“Zach? This is Mac, I’m a police officer. Are you okay, man?”
No response. I started to worry we were too late.
“Zach? You aren’t in any trouble. I just want to make sure you’re okay.”
Not so much as the sound of weight shifting.
“Hey buddy, one of your friends was concerned about what you posted on Facebook. They mentioned you had a gun. I’m a little nervous, can you answer me?”
Again, no response. My partner gave me the nod indicating it was time to kick the door down. Realizing no noise was coming from his room, the mom began to get frantic. Before I broke the door down, I made one final effort to get a response. I pounded on the door until my hand hurt and yelled as loud as I could.
“Zach! Open the door!”
With that, we heard a slight scrambling noise in the room — like a teenage boy about to get caught discovering the joys of his opposable thumbs.
“What the hell! Who is it?” came a confused voice from behind the door.
Zach opened the door a crack, allowing me to push a boot inside and swing the door open. Standing there in boxers and an open Simpsons robe, holding a pair of headphones, Zach wore an expression of shock, his pale face awash in pimples.
“What … umm … what’s happening?” he managed.
A wave of relief washed over me as I realized a one-room gunfight was not going to happen.
“Hey man, are you okay?” I asked. I explained that someone had called the police because of the post and that we were there to get him lined up with a therapist and take him to the hospital if he needed it. Zach started to shake his head and scurried over to his three-screen computer.
“Bro, those were lyrics! I write music! I don’t want to kill myself. Jesus Christ!”
My partner and I let out a laugh of relief, but Zach’s mom remained inconsolable, showering Zach in kisses and asking him at least 200 times if he was sure he wasn’t suicidal. After I gave Zach my card and a pamphlet with mental health resources, Zach beckoned us to stay.

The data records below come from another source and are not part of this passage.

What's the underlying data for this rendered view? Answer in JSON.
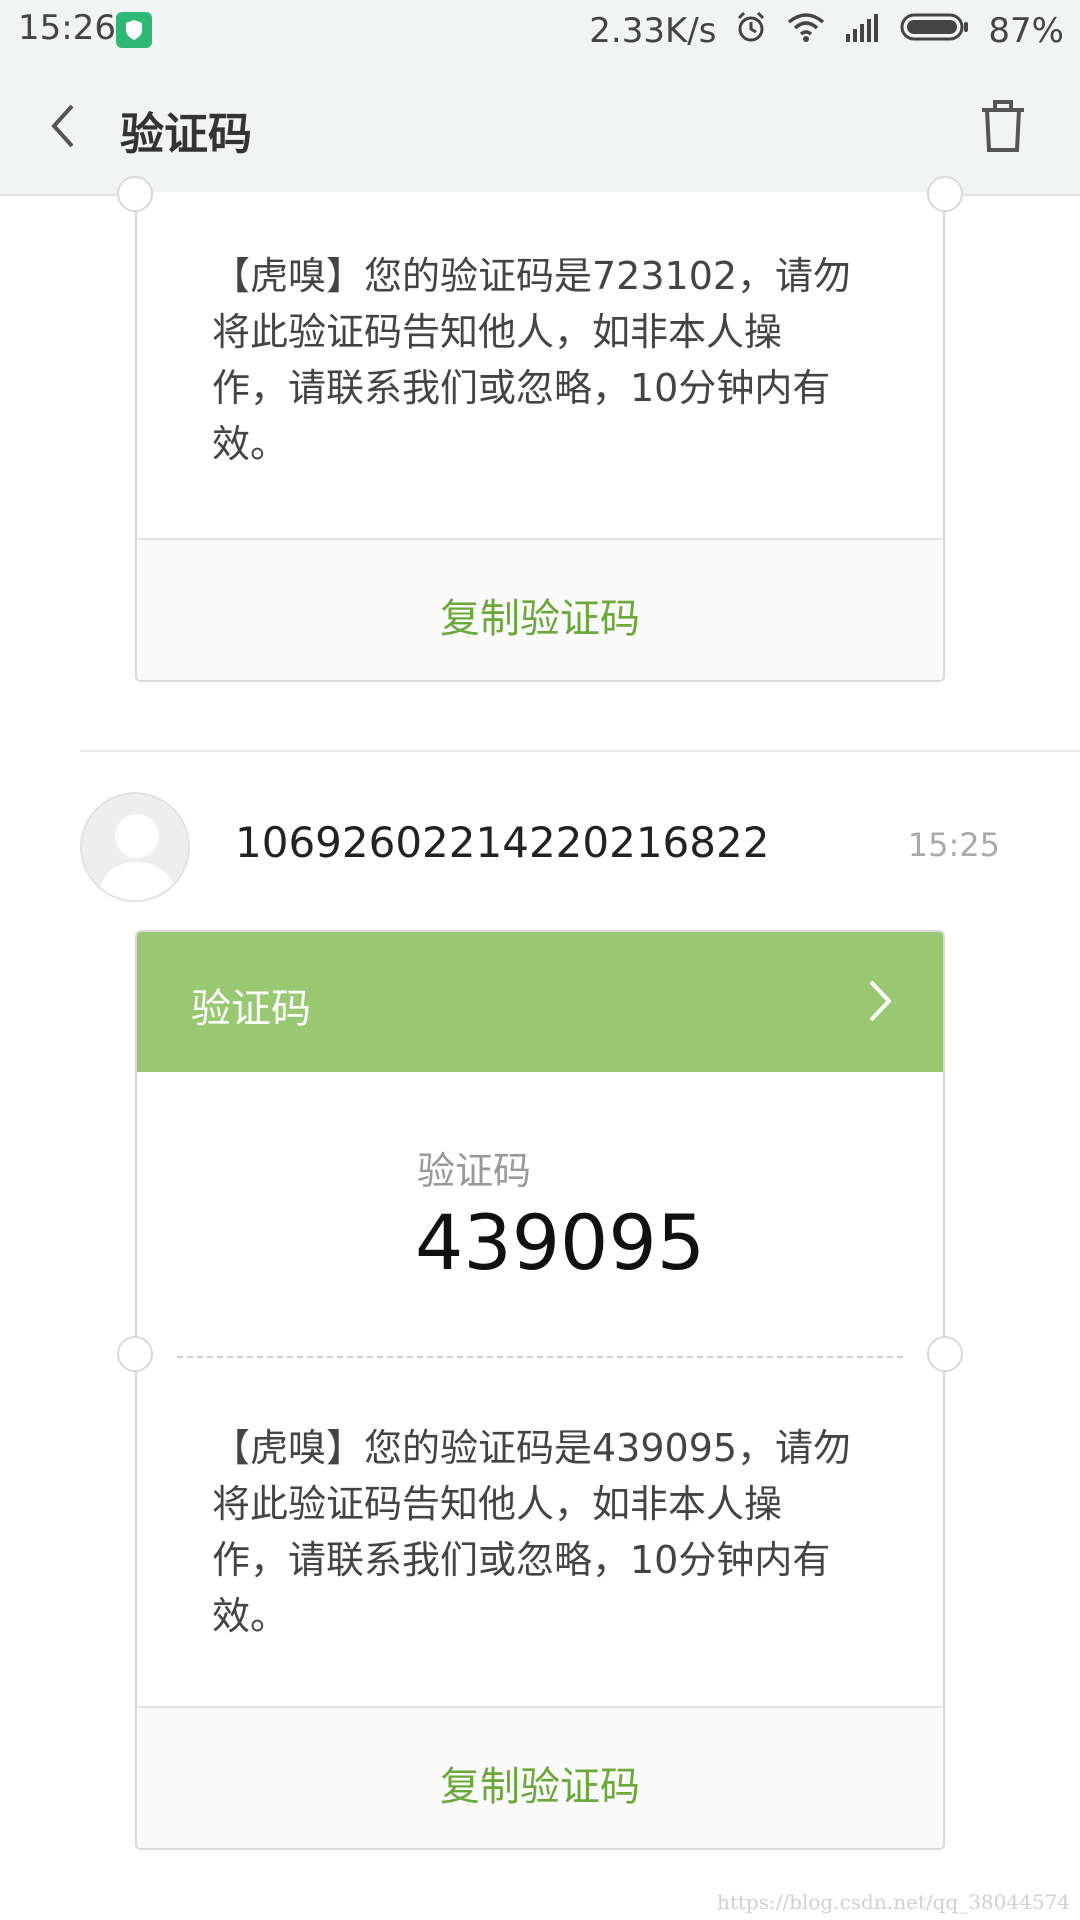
{
  "status_bar": {
    "time": "15:26",
    "net_speed": "2.33K/s",
    "battery": "87%"
  },
  "header": {
    "title": "验证码",
    "back_icon": "chevron-left-icon",
    "delete_icon": "trash-icon"
  },
  "messages": [
    {
      "text": "【虎嗅】您的验证码是723102，请勿将此验证码告知他人，如非本人操作，请联系我们或忽略，10分钟内有效。",
      "copy_label": "复制验证码"
    },
    {
      "sender": "10692602214220216822",
      "time": "15:25",
      "card_title": "验证码",
      "code_label": "验证码",
      "code": "439095",
      "text": "【虎嗅】您的验证码是439095，请勿将此验证码告知他人，如非本人操作，请联系我们或忽略，10分钟内有效。",
      "copy_label": "复制验证码"
    }
  ],
  "watermark": "https://blog.csdn.net/qq_38044574",
  "colors": {
    "accent_green": "#98c872",
    "copy_text_green": "#6aa93a"
  }
}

He turned on a song that sounded something like Megatron suffering a mid-orgasm stroke.
“You guys like music? I make all my own shit. Here!” He turned on a song that sounded something like Megatron suffering a mid-orgasm stroke. He began to nod his head rhythmically, and with a smile, he pointed at the pile of clothes on the chair in the corner.
“Derek laid the bass for this one. We call it ‘Esoteric Snakeskin.’ Pretty rad, huh?”

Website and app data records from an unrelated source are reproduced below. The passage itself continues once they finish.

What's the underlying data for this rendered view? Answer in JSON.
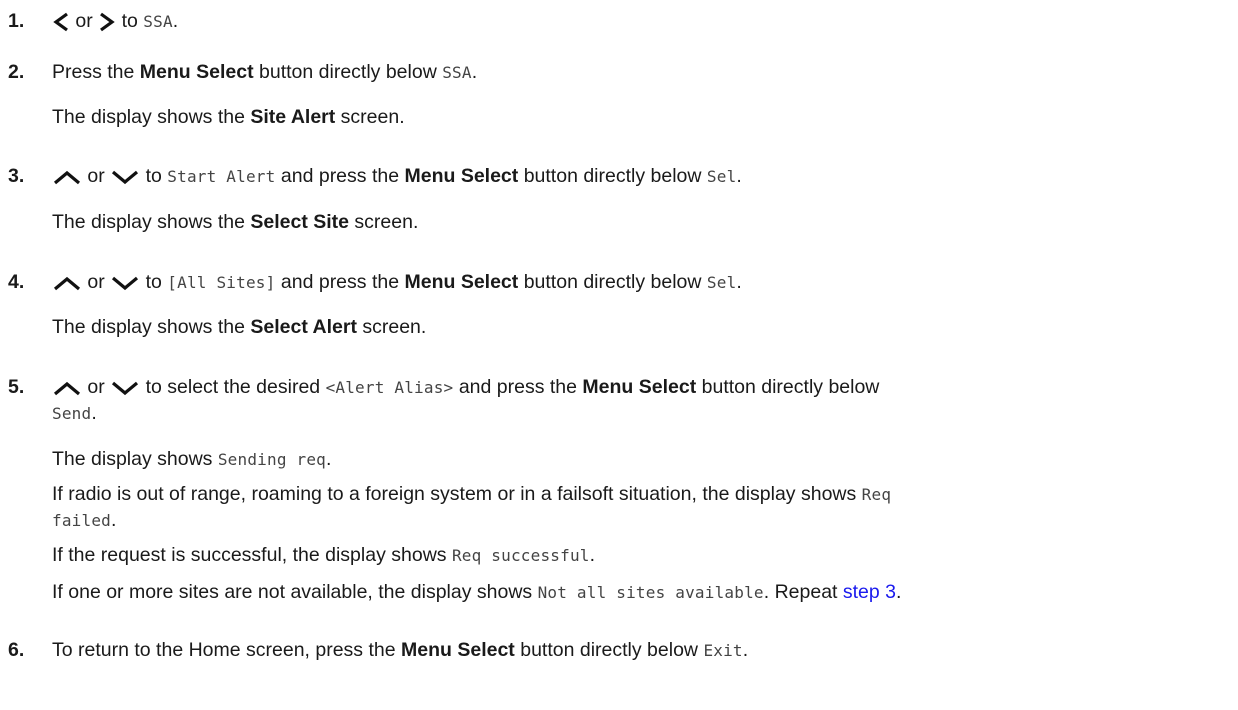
{
  "steps": [
    {
      "num": "1.",
      "or": "or",
      "to": "to",
      "code": "SSA",
      "end": "."
    },
    {
      "num": "2.",
      "pre": "Press the",
      "bold": "Menu Select",
      "mid": "button directly below",
      "code": "SSA",
      "end": ".",
      "result_pre": "The display shows the",
      "result_bold": "Site Alert",
      "result_post": "screen."
    },
    {
      "num": "3.",
      "or": "or",
      "to": "to",
      "code1": "Start Alert",
      "pre": "and press the",
      "bold": "Menu Select",
      "mid": "button directly below",
      "code2": "Sel",
      "end": ".",
      "result_pre": "The display shows the",
      "result_bold": "Select Site",
      "result_post": "screen."
    },
    {
      "num": "4.",
      "or": "or",
      "to": "to",
      "code1": "[All Sites]",
      "pre": "and press the",
      "bold": "Menu Select",
      "mid": "button directly below",
      "code2": "Sel",
      "end": ".",
      "result_pre": "The display shows the",
      "result_bold": "Select Alert",
      "result_post": "screen."
    },
    {
      "num": "5.",
      "or": "or",
      "to": "to select the desired",
      "code1": "<Alert Alias>",
      "pre": "and press the",
      "bold": "Menu Select",
      "mid": "button directly below",
      "code2": "Send",
      "end": ".",
      "r1_pre": "The display shows",
      "r1_code": "Sending req",
      "r1_end": ".",
      "r2_pre": "If radio is out of range, roaming to a foreign system or in a failsoft situation, the display shows",
      "r2_code1": "Req",
      "r2_code2": "failed",
      "r2_end": ".",
      "r3_pre": "If the request is successful, the display shows",
      "r3_code": "Req successful",
      "r3_end": ".",
      "r4_pre": "If one or more sites are not available, the display shows",
      "r4_code": "Not all sites available",
      "r4_mid": ". Repeat",
      "r4_link": "step 3",
      "r4_end": "."
    },
    {
      "num": "6.",
      "pre": "To return to the Home screen, press the",
      "bold": "Menu Select",
      "mid": "button directly below",
      "code": "Exit",
      "end": "."
    }
  ],
  "icons": {
    "left": "chevron-left-icon",
    "right": "chevron-right-icon",
    "up": "chevron-up-icon",
    "down": "chevron-down-icon"
  },
  "colors": {
    "link": "#1a1aee",
    "text": "#1a1a1a",
    "code": "#444444"
  }
}
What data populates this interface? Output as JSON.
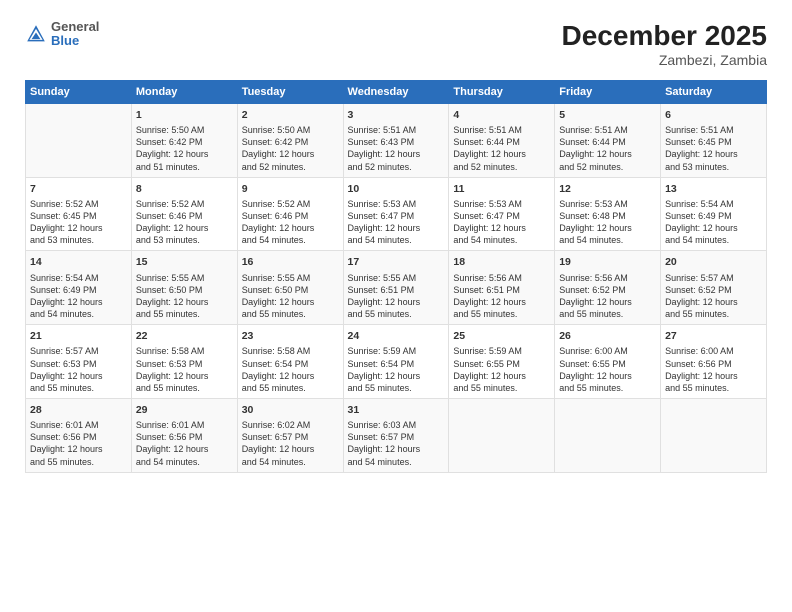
{
  "logo": {
    "general": "General",
    "blue": "Blue"
  },
  "title": "December 2025",
  "location": "Zambezi, Zambia",
  "days_header": [
    "Sunday",
    "Monday",
    "Tuesday",
    "Wednesday",
    "Thursday",
    "Friday",
    "Saturday"
  ],
  "weeks": [
    [
      {
        "day": "",
        "info": ""
      },
      {
        "day": "1",
        "info": "Sunrise: 5:50 AM\nSunset: 6:42 PM\nDaylight: 12 hours\nand 51 minutes."
      },
      {
        "day": "2",
        "info": "Sunrise: 5:50 AM\nSunset: 6:42 PM\nDaylight: 12 hours\nand 52 minutes."
      },
      {
        "day": "3",
        "info": "Sunrise: 5:51 AM\nSunset: 6:43 PM\nDaylight: 12 hours\nand 52 minutes."
      },
      {
        "day": "4",
        "info": "Sunrise: 5:51 AM\nSunset: 6:44 PM\nDaylight: 12 hours\nand 52 minutes."
      },
      {
        "day": "5",
        "info": "Sunrise: 5:51 AM\nSunset: 6:44 PM\nDaylight: 12 hours\nand 52 minutes."
      },
      {
        "day": "6",
        "info": "Sunrise: 5:51 AM\nSunset: 6:45 PM\nDaylight: 12 hours\nand 53 minutes."
      }
    ],
    [
      {
        "day": "7",
        "info": "Sunrise: 5:52 AM\nSunset: 6:45 PM\nDaylight: 12 hours\nand 53 minutes."
      },
      {
        "day": "8",
        "info": "Sunrise: 5:52 AM\nSunset: 6:46 PM\nDaylight: 12 hours\nand 53 minutes."
      },
      {
        "day": "9",
        "info": "Sunrise: 5:52 AM\nSunset: 6:46 PM\nDaylight: 12 hours\nand 54 minutes."
      },
      {
        "day": "10",
        "info": "Sunrise: 5:53 AM\nSunset: 6:47 PM\nDaylight: 12 hours\nand 54 minutes."
      },
      {
        "day": "11",
        "info": "Sunrise: 5:53 AM\nSunset: 6:47 PM\nDaylight: 12 hours\nand 54 minutes."
      },
      {
        "day": "12",
        "info": "Sunrise: 5:53 AM\nSunset: 6:48 PM\nDaylight: 12 hours\nand 54 minutes."
      },
      {
        "day": "13",
        "info": "Sunrise: 5:54 AM\nSunset: 6:49 PM\nDaylight: 12 hours\nand 54 minutes."
      }
    ],
    [
      {
        "day": "14",
        "info": "Sunrise: 5:54 AM\nSunset: 6:49 PM\nDaylight: 12 hours\nand 54 minutes."
      },
      {
        "day": "15",
        "info": "Sunrise: 5:55 AM\nSunset: 6:50 PM\nDaylight: 12 hours\nand 55 minutes."
      },
      {
        "day": "16",
        "info": "Sunrise: 5:55 AM\nSunset: 6:50 PM\nDaylight: 12 hours\nand 55 minutes."
      },
      {
        "day": "17",
        "info": "Sunrise: 5:55 AM\nSunset: 6:51 PM\nDaylight: 12 hours\nand 55 minutes."
      },
      {
        "day": "18",
        "info": "Sunrise: 5:56 AM\nSunset: 6:51 PM\nDaylight: 12 hours\nand 55 minutes."
      },
      {
        "day": "19",
        "info": "Sunrise: 5:56 AM\nSunset: 6:52 PM\nDaylight: 12 hours\nand 55 minutes."
      },
      {
        "day": "20",
        "info": "Sunrise: 5:57 AM\nSunset: 6:52 PM\nDaylight: 12 hours\nand 55 minutes."
      }
    ],
    [
      {
        "day": "21",
        "info": "Sunrise: 5:57 AM\nSunset: 6:53 PM\nDaylight: 12 hours\nand 55 minutes."
      },
      {
        "day": "22",
        "info": "Sunrise: 5:58 AM\nSunset: 6:53 PM\nDaylight: 12 hours\nand 55 minutes."
      },
      {
        "day": "23",
        "info": "Sunrise: 5:58 AM\nSunset: 6:54 PM\nDaylight: 12 hours\nand 55 minutes."
      },
      {
        "day": "24",
        "info": "Sunrise: 5:59 AM\nSunset: 6:54 PM\nDaylight: 12 hours\nand 55 minutes."
      },
      {
        "day": "25",
        "info": "Sunrise: 5:59 AM\nSunset: 6:55 PM\nDaylight: 12 hours\nand 55 minutes."
      },
      {
        "day": "26",
        "info": "Sunrise: 6:00 AM\nSunset: 6:55 PM\nDaylight: 12 hours\nand 55 minutes."
      },
      {
        "day": "27",
        "info": "Sunrise: 6:00 AM\nSunset: 6:56 PM\nDaylight: 12 hours\nand 55 minutes."
      }
    ],
    [
      {
        "day": "28",
        "info": "Sunrise: 6:01 AM\nSunset: 6:56 PM\nDaylight: 12 hours\nand 55 minutes."
      },
      {
        "day": "29",
        "info": "Sunrise: 6:01 AM\nSunset: 6:56 PM\nDaylight: 12 hours\nand 54 minutes."
      },
      {
        "day": "30",
        "info": "Sunrise: 6:02 AM\nSunset: 6:57 PM\nDaylight: 12 hours\nand 54 minutes."
      },
      {
        "day": "31",
        "info": "Sunrise: 6:03 AM\nSunset: 6:57 PM\nDaylight: 12 hours\nand 54 minutes."
      },
      {
        "day": "",
        "info": ""
      },
      {
        "day": "",
        "info": ""
      },
      {
        "day": "",
        "info": ""
      }
    ]
  ]
}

A closer look at the pile of clothes revealed no double-sided dildos but a pair of legs under the heap. With a nudge from Zach’s foot, the pile of clothes moved, revealing another man-child whose bloodshot eyes adopted the same shocked look Zach had sported a moment earlier. Derek took off his own giant set of headphones and looked at Zach, puzzled.
“Oh it’s cool, man,” Zach said, continuing to bob his head to the awful electronic beat. “They thought I wanted to kill myself, but now they’re just listening to ‘Snakeskin.’”
The sentient laundry pile adopted the same smile and bobbed his head in sync with Zach, never uttering a word. After listening long enough to be polite, we apologized for the intrusion, told Zach we were glad he was okay, and suggested he make his social media posts more clear from now on.
We assured Zach’s parents not to worry and finally broke contact. As I reversed out of the driveway and left the wealthy neighborhood, I wondered whether this was a normal call. I cranked the radio to 11, hoping to drown out the horrible sounds of “Esoteric Snakeskin” still ricocheting between my ears.
This article first appeared in the Spring 2022 edition of Coffee or Die’s print magazine as “Esoteric Snakeskin and the Suicidal Man.”